The school alleges in the suit that the contract was signed by former KSU athletic director Robert Krause with Prince without the knowledge of KSU president Jon Wefald.

If the contract is found valid, it would provide the money to Prince in payments of $800,000 in 2015, $800,000 in 2016 and $1.6 million in 2020.

Prince was fired last Nov. 5, four days after the Wildcats lost 52-21 at Kansas. The Wildcats finished the season by losing two and winning their final game with Prince, who elected to coach for the rest of the 5-7 season.

The contract extension had been approved before the season between Prince and Krause, who was reassigned from his job as athletic director in March to be the director of KSU's new academic research campus. Krause resigned from that job Wednesday at the request of Wefald, the school announced.

The school alleges that Prince's agent, Neil Cornrich, impermissibly negotiated the contract extension directly with Krause. KSU's nine-page suit alleges that under ethics rules Cornrich was required to obtain information from KSU lawyers before the negotiations could take place.

Interim KSU athletic director James Epps said he learned of the agreement last week.

"This deal was apparently constructed as a further supplement to the buyout provision contained in Prince's employment contract," Epps said in a prepared statement. "I do not know why any additional supplement was justified, or why Bob Krause concealed this agreement from everyone until it was inadvertently discovered last week.

"I don't believe the agreement is valid, and the athletics department will vigorously fight any attempt to enforce it."

According to a release issued by the school, Epps informed Wefald of the secret agreement as soon as he learned of it.

"I was shocked and saddened to find out about this agreement," Wefald said. "No one in central administration or athletics knew about this agreement. We all thought that the August 2008 press release accurately described Ron Prince's one-year contract extension and his salary increase from $750,000 to $1.1 million. We thought that any compensation he was owed was in that contract."

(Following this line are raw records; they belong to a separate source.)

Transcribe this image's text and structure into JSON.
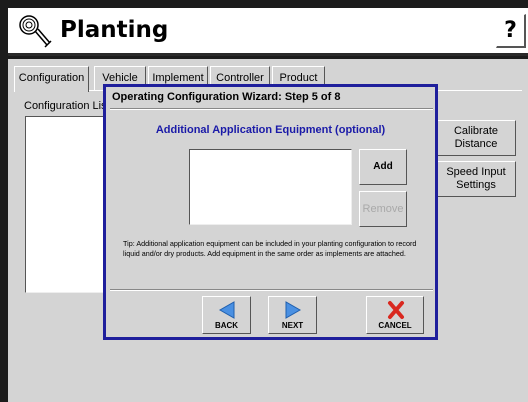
{
  "app": {
    "title": "Planting",
    "help_label": "?"
  },
  "tabs": [
    {
      "label": "Configuration",
      "active": true
    },
    {
      "label": "Vehicle"
    },
    {
      "label": "Implement"
    },
    {
      "label": "Controller"
    },
    {
      "label": "Product"
    }
  ],
  "config_panel": {
    "list_label": "Configuration Lis",
    "calibrate_label": "Calibrate Distance",
    "speed_input_label": "Speed Input Settings"
  },
  "wizard": {
    "title": "Operating Configuration Wizard:  Step 5 of 8",
    "heading": "Additional Application Equipment (optional)",
    "add_label": "Add",
    "remove_label": "Remove",
    "tip": "Tip:  Additional application equipment can be included in your planting configuration to record liquid and/or dry products.  Add equipment in the same order as implements are attached.",
    "back_label": "BACK",
    "next_label": "NEXT",
    "cancel_label": "CANCEL"
  },
  "colors": {
    "accent_blue": "#1f1f9c",
    "heading_blue": "#1a1aa8",
    "arrow_blue": "#4a90e2",
    "cancel_red": "#d9281f"
  },
  "icons": {
    "app": "planting-seed-icon",
    "back": "back-arrow-icon",
    "next": "next-arrow-icon",
    "cancel": "cancel-x-icon"
  }
}
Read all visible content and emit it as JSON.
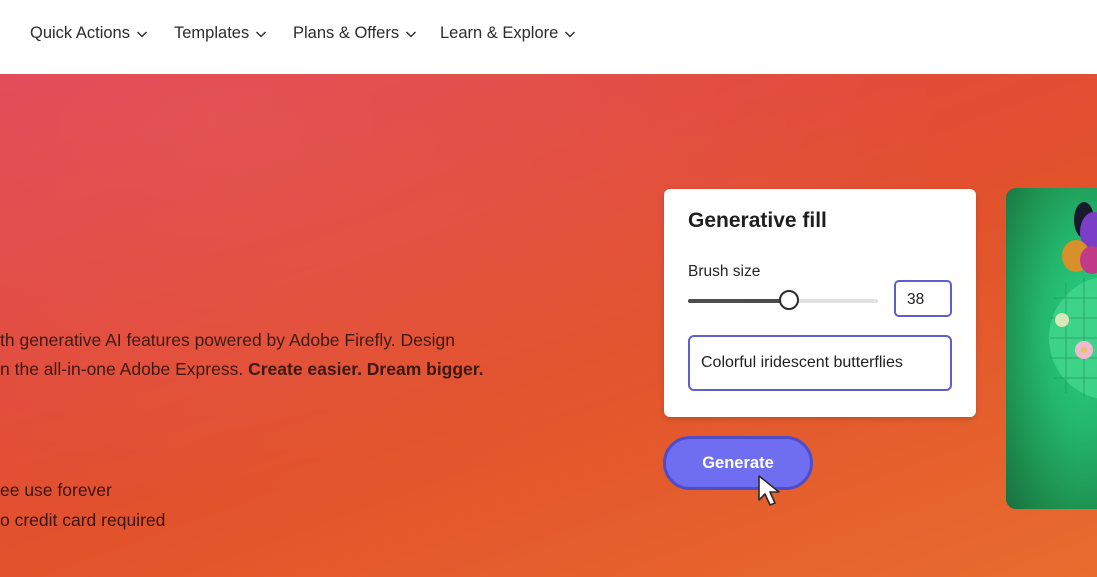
{
  "nav": {
    "items": [
      {
        "label": "Quick Actions"
      },
      {
        "label": "Templates"
      },
      {
        "label": "Plans & Offers"
      },
      {
        "label": "Learn & Explore"
      }
    ]
  },
  "hero": {
    "description_line1": "th generative AI features powered by Adobe Firefly. Design",
    "description_line2_plain": "n the all-in-one Adobe Express.",
    "description_line2_bold": "Create easier. Dream bigger.",
    "feature_1": "ee use forever",
    "feature_2": "o credit card required"
  },
  "generative_fill": {
    "title": "Generative fill",
    "brush_label": "Brush size",
    "brush_size": "38",
    "slider_fraction": 0.53,
    "prompt_text": "Colorful iridescent butterflies",
    "generate_label": "Generate"
  },
  "colors": {
    "accent": "#6f6ef0",
    "accent_border": "#5d5fcf",
    "hero_start": "#e04552",
    "hero_end": "#e86c2e"
  },
  "icons": {
    "nav_chevron": "chevron-down-icon",
    "cursor": "pointer-cursor-icon"
  }
}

The details of the agreement weren't available to auditors who performed an exit analysis for the board of regents until after Wefald announced his retirement. The Manhattan Mercury reported Wednesday that KSU officials learned of the agreement while responding to routine informational requests in a lawsuit involving one of Prince's former assistant football coaches.

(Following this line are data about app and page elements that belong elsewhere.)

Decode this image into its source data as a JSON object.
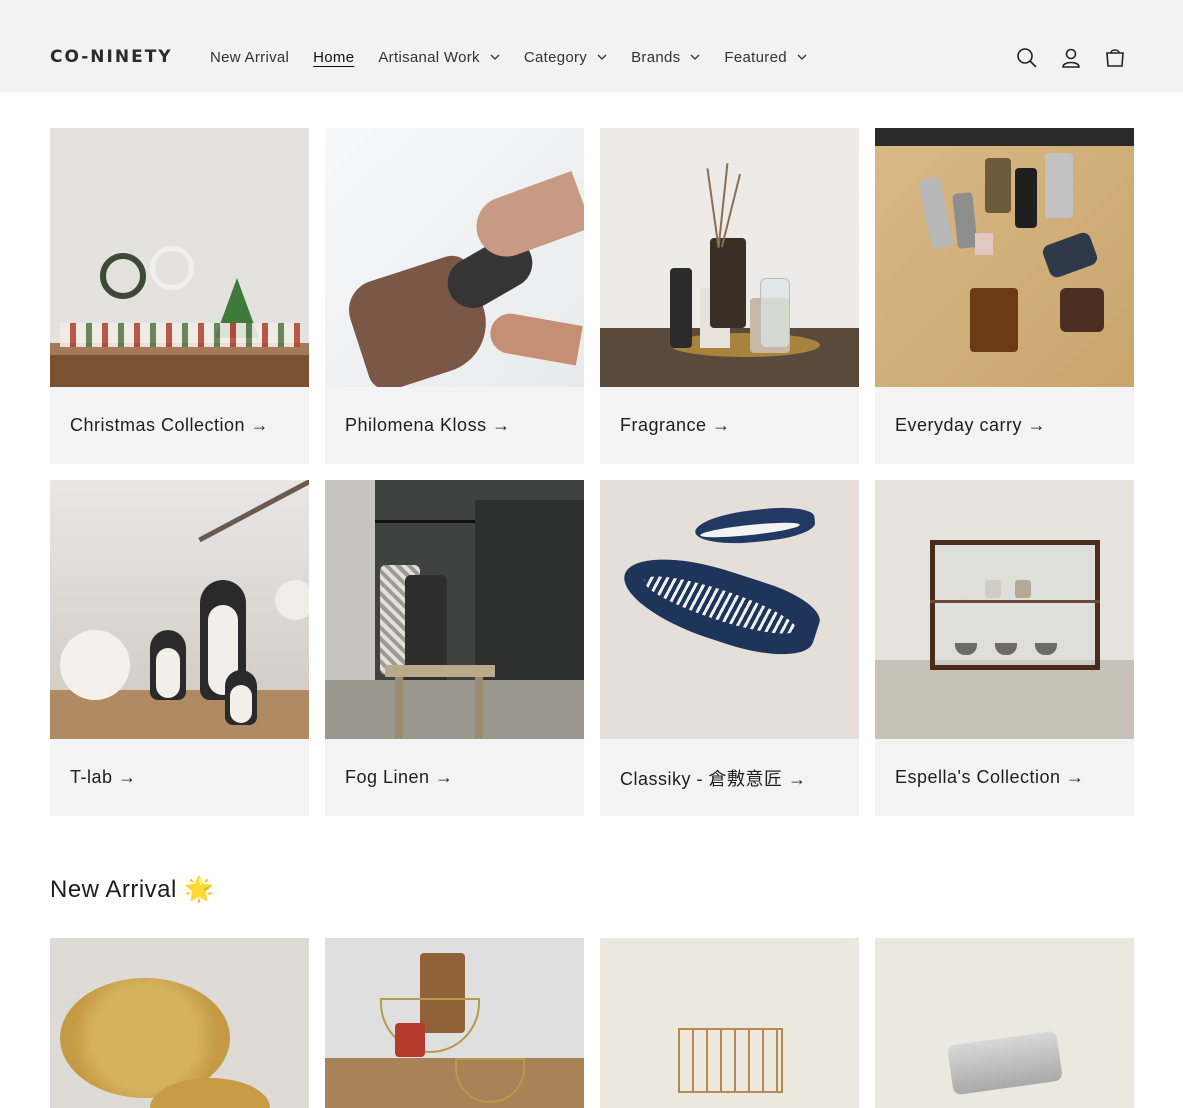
{
  "header": {
    "logo": "CO-NINETY",
    "nav": [
      {
        "label": "New Arrival",
        "dropdown": false,
        "active": false
      },
      {
        "label": "Home",
        "dropdown": false,
        "active": true
      },
      {
        "label": "Artisanal Work",
        "dropdown": true,
        "active": false
      },
      {
        "label": "Category",
        "dropdown": true,
        "active": false
      },
      {
        "label": "Brands",
        "dropdown": true,
        "active": false
      },
      {
        "label": "Featured",
        "dropdown": true,
        "active": false
      }
    ],
    "icons": [
      "search-icon",
      "account-icon",
      "cart-icon"
    ]
  },
  "collections": [
    {
      "title": "Christmas Collection →"
    },
    {
      "title": "Philomena Kloss →"
    },
    {
      "title": "Fragrance →"
    },
    {
      "title": "Everyday carry →"
    },
    {
      "title": "T-lab →"
    },
    {
      "title": "Fog Linen →"
    },
    {
      "title": "Classiky - 倉敷意匠 →"
    },
    {
      "title": "Espella's Collection →"
    }
  ],
  "new_arrival": {
    "title": "New Arrival 🌟"
  },
  "colors": {
    "header_bg": "#f2f2f2",
    "card_bg": "#f3f3f3",
    "text": "#1e1e1e"
  }
}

Wefald took responsibility for the hiring of Krause, who had never worked in an athletic director's position before taking the KSU job.

"This happened on my watch," said Wefald, who will be retiring as KSU president on June 30. "I appointed Bob Krause to be athletic director. He has been a longtime friend. I regret deeply and apologize that this happened while I was president."

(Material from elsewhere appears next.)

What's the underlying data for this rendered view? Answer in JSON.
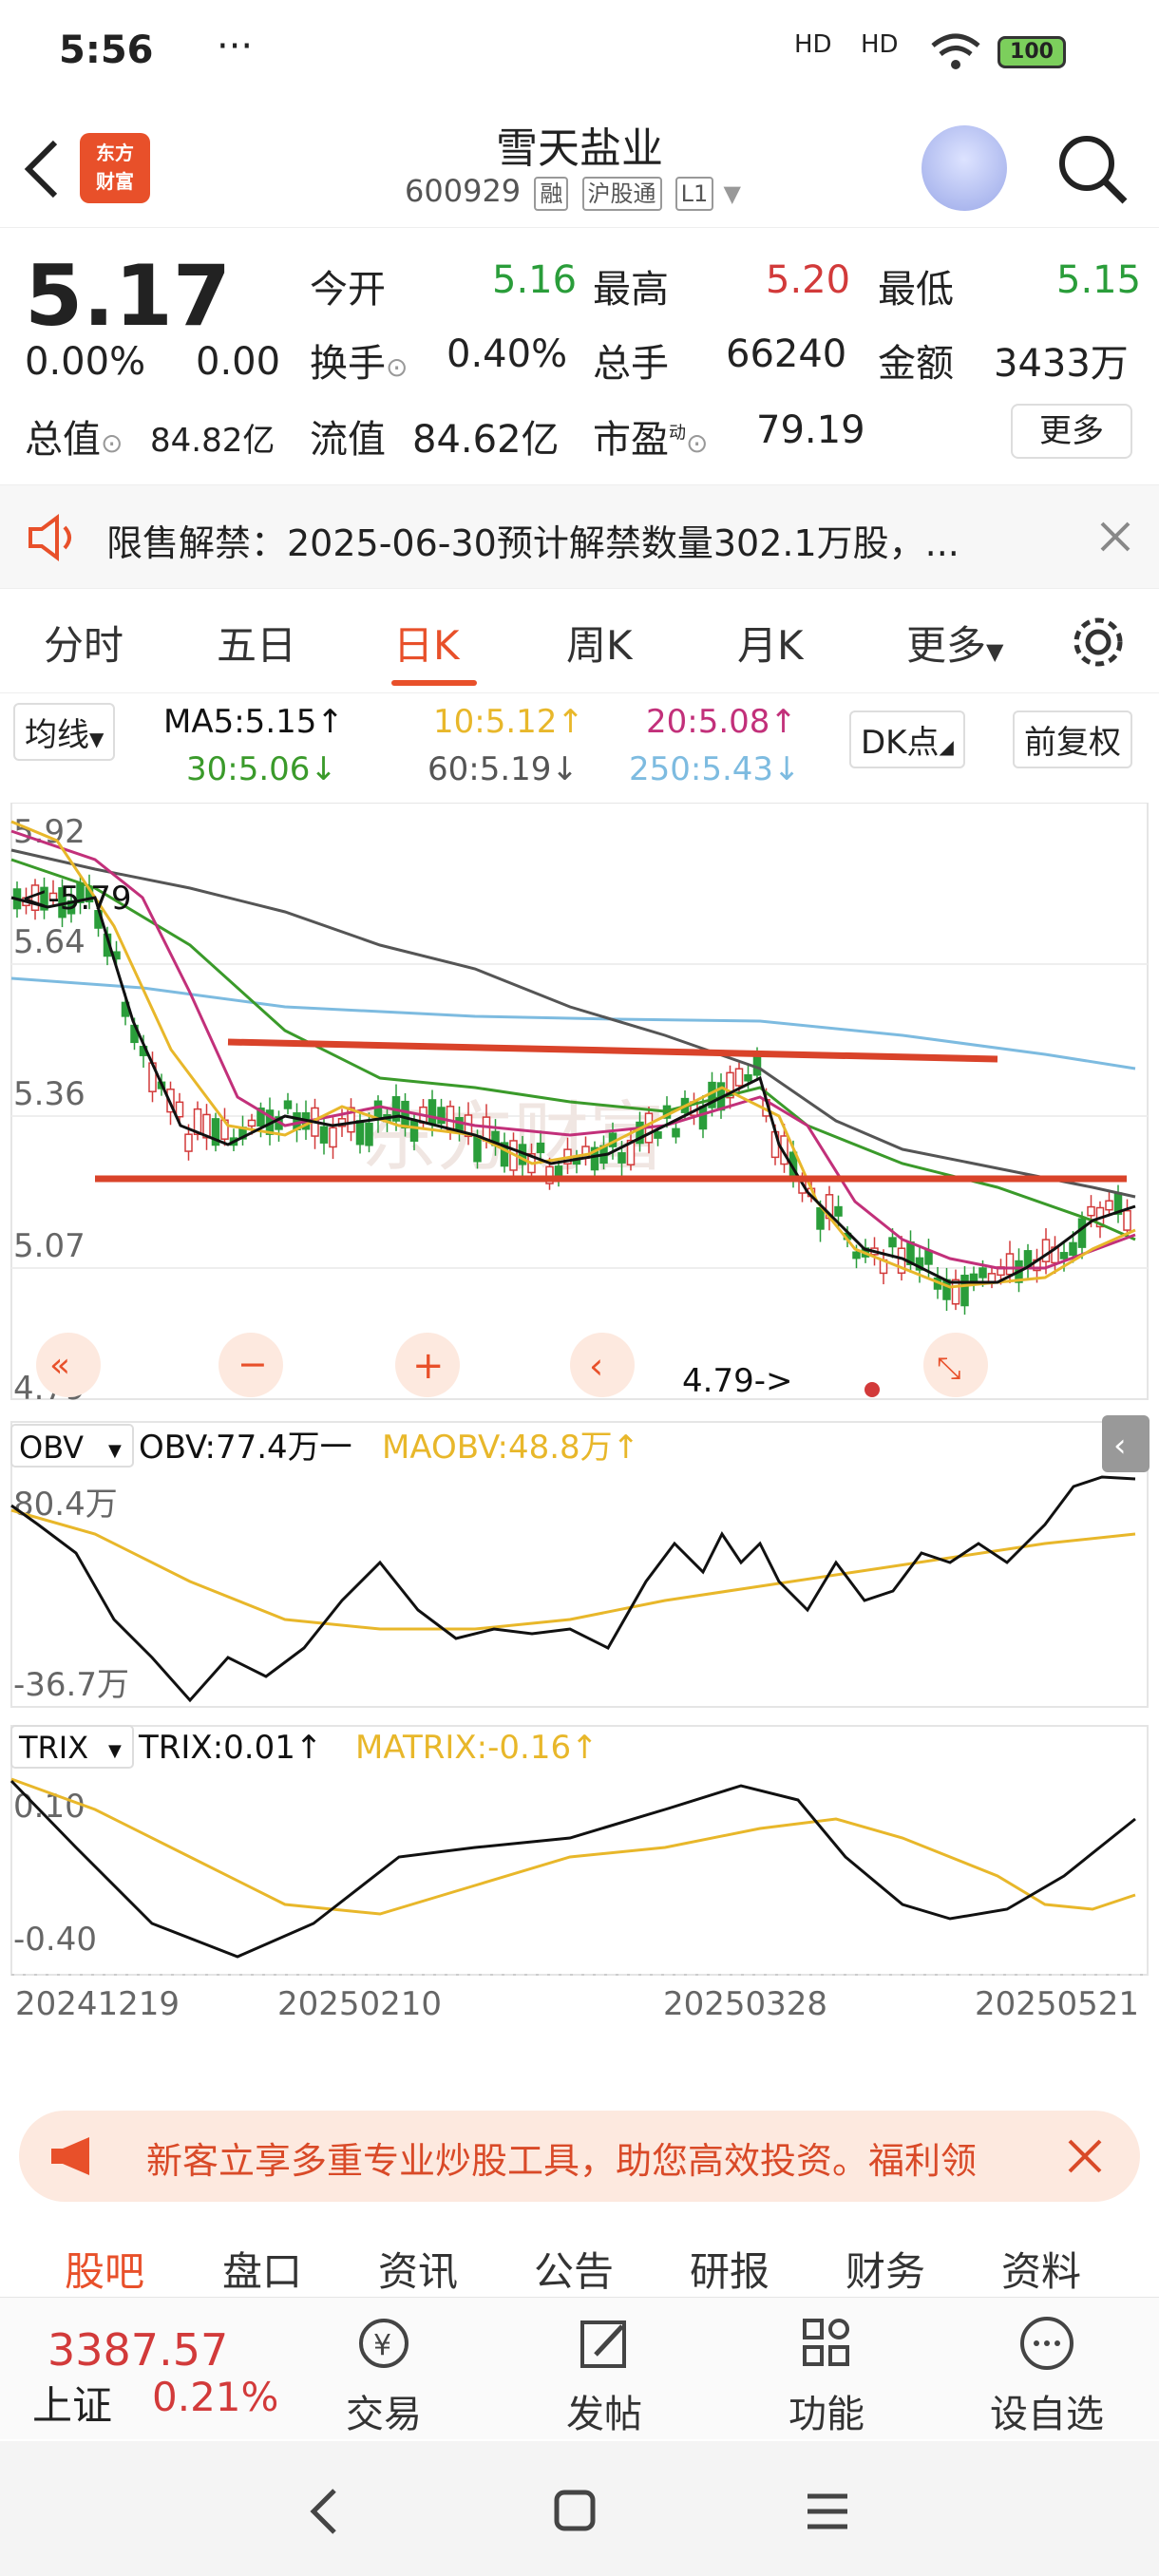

Prince finished 17-20 in three seasons at KSU. It was the the second-shortest coaching tenure in Big 12 history behind the two seasons Dave Roberts coached at Baylor.

Prince's time at Kansas State was marked by a few notable highs. Prince upset highly ranked Texas teams in 2006 and 2007, using the victory in his first season as a springboard into the Texas Bowl. That was the most recent bowl appearance for the KSU program.

Before the 2008 season, Prince negotiated a five-year contract extension with the school that was retroactive to Jan. 1, 2008, and extended through Dec. 31, 2012. That contract provided a $1.2 million buyout.

After his firing at KSU, Prince resurfaced as special-teams coach at Virginia. Prince had been a member of Al Groh's staff for five years before taking the KSU job.

Former Kansas State coach Bill Snyder ended a three-season retirement to come back and replace Prince. Former Tennessee executive associate athletic director John Currie was introduced Monday as KSU's new athletic director.

Tim Griffin covers college football for ESPN.com. You may contact him at espntimgriff@yahoo.com.